Optimization and Control of Communication Networks
Recently, there has been a surge in research activities that utilize the power of recent developments in nonlinear optimization to tackle a wide scope of work in the analysis and design of communication systems, touching every layer of the layered network architecture, and resulting in both intellectual and practical impacts significantly beyond the earlier frameworks. These research activities are driven by both new demands in the areas of communications and networking, and new tools emerging from optimization theory. Such tools include new developments of powerful theories and highly efficient computational algorithms for nonlinear convex optimization, as well as global solution methods and relaxation techniques for nonconvex optimization.
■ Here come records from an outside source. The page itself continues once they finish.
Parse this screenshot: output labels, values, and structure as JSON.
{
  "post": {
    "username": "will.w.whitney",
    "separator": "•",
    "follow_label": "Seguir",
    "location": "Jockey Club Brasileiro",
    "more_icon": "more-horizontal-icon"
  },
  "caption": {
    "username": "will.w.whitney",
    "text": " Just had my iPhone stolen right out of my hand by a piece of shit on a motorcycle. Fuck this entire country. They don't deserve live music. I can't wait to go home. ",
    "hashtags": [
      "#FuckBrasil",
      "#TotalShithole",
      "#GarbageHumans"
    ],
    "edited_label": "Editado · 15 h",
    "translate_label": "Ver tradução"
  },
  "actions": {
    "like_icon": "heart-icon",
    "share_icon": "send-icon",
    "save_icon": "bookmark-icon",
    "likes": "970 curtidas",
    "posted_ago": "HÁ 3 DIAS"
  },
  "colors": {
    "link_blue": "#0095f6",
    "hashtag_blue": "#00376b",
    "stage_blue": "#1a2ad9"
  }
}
Optimization theory can be used to analyze, interpret, or design a communication system, for both forward-engineering and reverse-engineering. Over the last few years, it has been successfully applied to a wide range of communication systems, from the high speed Internet core to wireless networks, from coding and equalization to broadband access, and from information theory to network topology models. Some of the theoretical advances have also been put into practice and started making visible impacts, including new versions of TCP congestion control, power control and scheduling algorithms in wireless networks, and spectrum management in DSL broadband access networks. Under the theme of optimization and control of communication networks, this Hot Topic Session consists of five invited talks covering a wide range of issues, including protocols, pricing, resource allocation, cross layer design, traffic engineering in the Internet, optical transport networks, and wireless networks.
© 2005 ACM.
Published - p277-chiang.pdf